If you own “smart” luggage, you should test its intelligence as soon as possible. The IQ exam that matters — if you can take out its lithium battery.
Several airlines — including American, Alaska, Hawaiian, Delta, United, and Southwest — no longer allow passengers to fly with smart luggage that contain nonremovable lithium batteries. The policy change applies to checked and carry-on bags that use lithium batteries to power high-tech features such as a USB charging station and a location tracker.
If you arrive at the airport with such luggage, the airline will not permit the piece onboard. You will have to repack belongings in secondary bags or purchase new luggage at the airport.
Smart luggage with extractable batteries is permitted, with some oversight. The Federal Aviation Administration allows turned-off batteries inside the cabin, so passengers who check their bags must remove the battery and tote it onboard. In a carry-on, the battery can stay put but must be turned off. However, if a flight attendant decides to gate-check the bag, you must then remove the battery.
The rule springs from safety concerns. Lithium metal and lithium ion/polymer batteries are susceptible to emitting smoke, catching fire, and even exploding. Between March 1991 and May 2017, the FAA documented 160 incidents involving lithium batteries that were being transported as cargo or baggage. The agency already prohibits passengers from checking spare lithium batteries used for personal electronic devices and portable rechargers, as well as several lithium-powered items such as e-cigarettes and vape pens. (For information on flying with hazardous materials, see the FAA’s Pack Safe guidelines.)
Smart luggage performs more than beast-of-burden duties. Depending on the model, the brainy bag might come with USB ports for charging gadgets, GPS tracking, electronic locks, and built-in digital scales. One company called Modobag allows travelers to zoom around on their luggage like a scooter, which tops out at 8 mph. Many manufacturers — including Away, Barracuda, G-Ro, Raden, Arlo Skye, Travelpro, and Heys (which uses AAA batteries) — sell smart luggage that complies with the new rule. The ones that do not are rethinking their designs.
“Luggage manufacturers are already responding to airlines’ safety concerns,” said Michele Marini Pittenger, president of the Travel Goods Association. “The recent attention surrounding lithium ion batteries will surely lead to action by manufacturers to make new iterations of smart luggage as safe as possible.”
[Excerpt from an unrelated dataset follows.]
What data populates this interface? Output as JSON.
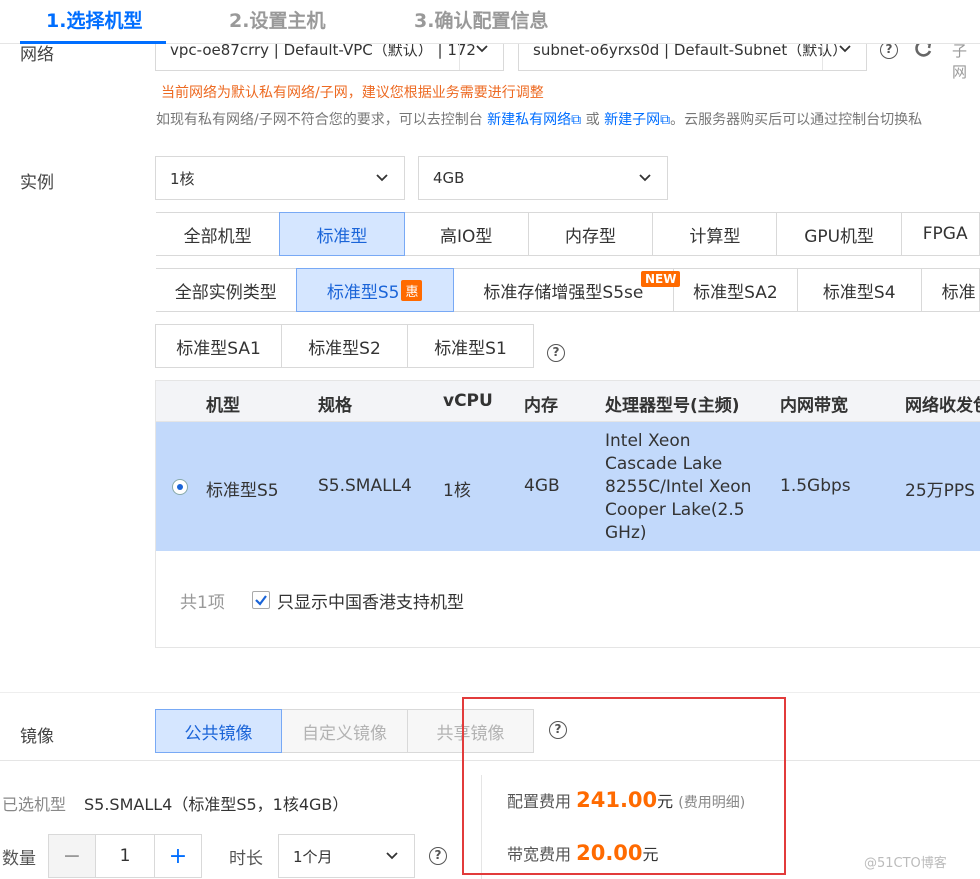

The rule came earlier than expected. The International Civil Aviation Organization, the U.N. agency that sets aviation safety standards and recommends practices for more than 190 countries, had decided to start restricting smart luggage next January. However, the International Air Transport Association, which represents about 275 airlines worldwide, instituted the ban a year early. An IATA spokesman said the organization’s members will now follow its recommendations. Participants include major carriers such as United, JetBlue, KLM, and Virgin Atlantic, as well as many smaller airlines.